When it comes to networking specifically, software-defined networking is a model in which the use of programmability allows IT professionals to increase the performance and their ability to accurately monitor the network. This can be also seen in server environments as well. By harnessing the ability to program specific custom modules and applications, users are able to take the standard functions of their systems and drastically increase the range of what they are able to do. These abilities can generally be summarized into three major areas: monitoring, management, and configuration.




Monitoring networking and other systems performance and uptime is something that admins and engineers alike are no stranger to. In the past, monitoring tools were limited to using ICMP to detect if a system or device was still on the network and accessible. Software-defined IT expands the possibilities of your monitoring. This can be done with a standard, modern monitoring toolset or something that you custom code yourself. Here’s an example. Say you have a web application. It remains accessible via the network with no interruption. A database error pops up, causing the application to crash. But the device itself is still online and responding to ICMP traffic. By using a software-defined mentality, you can program tools to check for an HTTP response code or if a certain block of code loaded on a web application. This information would be far more valuable than simply if a device responded to ICMP traffic. Admins could even program their scripts to restart an application service if the application failed, potentially taking the need for human intervention out of the loop.

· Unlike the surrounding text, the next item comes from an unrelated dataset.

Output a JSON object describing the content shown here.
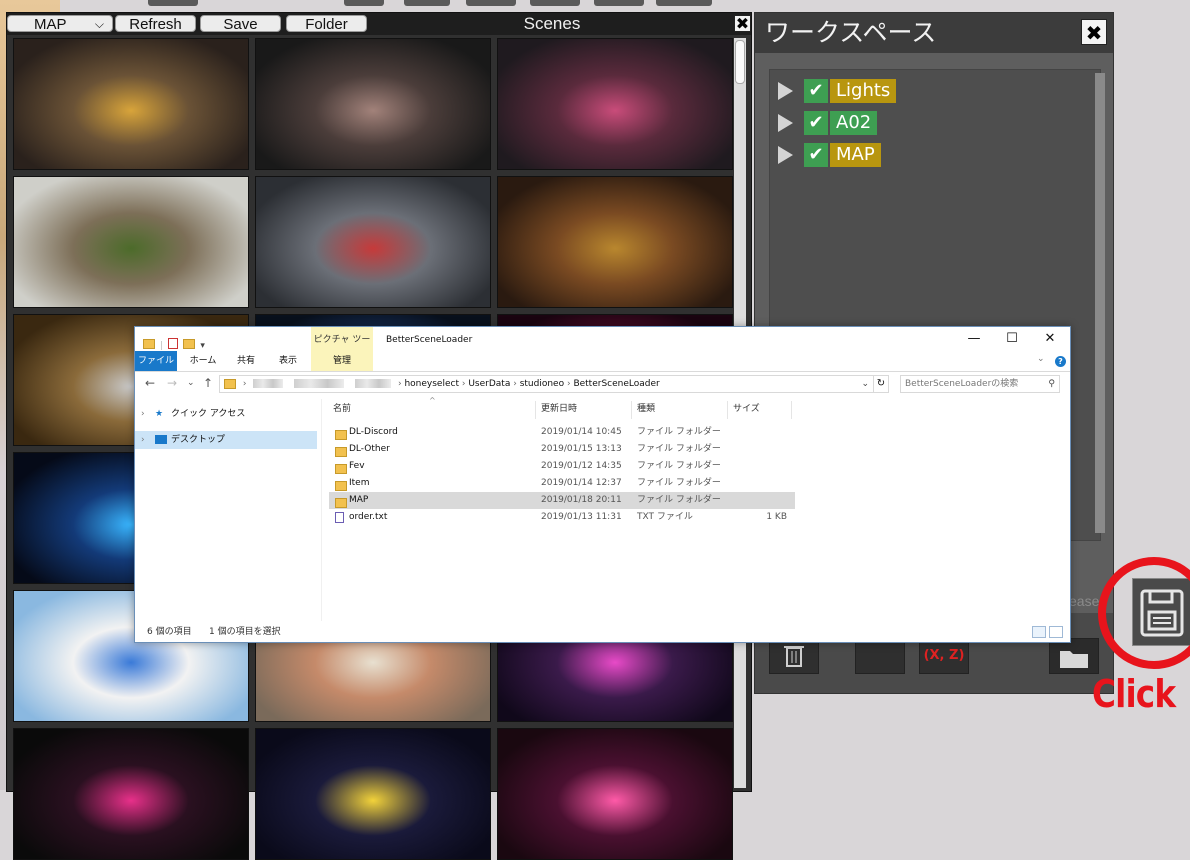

This is an example that I think is already here in a lot of networks today. Take the virtual machine environments that a lot of enterprises utilize. The software systems themselves can manage virtual servers without the need for human intervention. If a physical server becomes overloaded, virtual servers can be moved to another physical host seamlessly based on preset variables such as CPU and memory usage. Using software-defined techniques allows for the management of systems and devices to take place without the need for an admin to A., recognize the issue, and B., respond accordingly. Now, in the time that it would take for an admin to recognize an issue, the system can respond to an issue automatically with preconfigured response actions.




The last category that software-defined techniques can help admins and engineers with is configuration. Here’s another example. Your company is now using a new NTP server for all of your network devices. Normally you would be responsible for logging in to every device and pointing them to the new server. With the modern software-defined networking tools that are available, admins can send the needed commands to each network device with very little interaction needed. Tasks like this that would potentially take hours, depending on the number of devices, can now be done in minutes.


The fact is, admins and engineers are still responsible for the ultimate control of everything. The tools that are available cannot run on their own, without some help. During initial configuration and programming of any scripts that are needed, the admins and engineers are responsible for knowing the ins and outs of their systems. Because of this, the common argument that software-defined IT will cut the need for jobs can be easily negated by this fact. Anybody that has configured a software-defined toolset can attest to this. These tools are simply there to streamline and assist with everyday operations.